***** EXERCISE INPUT

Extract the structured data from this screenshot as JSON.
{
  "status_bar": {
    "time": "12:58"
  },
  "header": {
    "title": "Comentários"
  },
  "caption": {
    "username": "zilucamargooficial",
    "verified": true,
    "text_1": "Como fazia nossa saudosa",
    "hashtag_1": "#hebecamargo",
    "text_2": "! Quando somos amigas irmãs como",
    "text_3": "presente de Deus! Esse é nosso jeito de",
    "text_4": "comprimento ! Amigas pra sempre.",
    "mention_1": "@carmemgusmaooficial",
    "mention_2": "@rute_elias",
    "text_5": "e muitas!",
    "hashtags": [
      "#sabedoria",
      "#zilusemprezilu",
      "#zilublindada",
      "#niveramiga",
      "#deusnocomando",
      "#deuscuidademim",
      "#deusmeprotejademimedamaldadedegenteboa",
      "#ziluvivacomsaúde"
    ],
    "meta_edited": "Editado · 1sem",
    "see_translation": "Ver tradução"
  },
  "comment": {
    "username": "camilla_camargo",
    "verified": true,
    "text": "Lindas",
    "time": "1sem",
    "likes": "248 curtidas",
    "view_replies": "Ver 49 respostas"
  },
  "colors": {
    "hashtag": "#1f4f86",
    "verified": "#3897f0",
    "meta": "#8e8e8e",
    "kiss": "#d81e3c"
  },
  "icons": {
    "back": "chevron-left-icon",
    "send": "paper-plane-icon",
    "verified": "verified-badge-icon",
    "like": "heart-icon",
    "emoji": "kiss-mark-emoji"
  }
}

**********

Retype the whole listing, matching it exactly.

Extract the structured data from this screenshot as JSON.
{
  "status_bar": {
    "time": "12:58"
  },
  "header": {
    "title": "Comentários"
  },
  "caption": {
    "username": "zilucamargooficial",
    "verified": true,
    "text_1": "Como fazia nossa saudosa",
    "hashtag_1": "#hebecamargo",
    "text_2": "! Quando somos amigas irmãs como",
    "text_3": "presente de Deus! Esse é nosso jeito de",
    "text_4": "comprimento ! Amigas pra sempre.",
    "mention_1": "@carmemgusmaooficial",
    "mention_2": "@rute_elias",
    "text_5": "e muitas!",
    "hashtags": [
      "#sabedoria",
      "#zilusemprezilu",
      "#zilublindada",
      "#niveramiga",
      "#deusnocomando",
      "#deuscuidademim",
      "#deusmeprotejademimedamaldadedegenteboa",
      "#ziluvivacomsaúde"
    ],
    "meta_edited": "Editado · 1sem",
    "see_translation": "Ver tradução"
  },
  "comment": {
    "username": "camilla_camargo",
    "verified": true,
    "text": "Lindas",
    "time": "1sem",
    "likes": "248 curtidas",
    "view_replies": "Ver 49 respostas"
  },
  "colors": {
    "hashtag": "#1f4f86",
    "verified": "#3897f0",
    "meta": "#8e8e8e",
    "kiss": "#d81e3c"
  },
  "icons": {
    "back": "chevron-left-icon",
    "send": "paper-plane-icon",
    "verified": "verified-badge-icon",
    "like": "heart-icon",
    "emoji": "kiss-mark-emoji"
  }
}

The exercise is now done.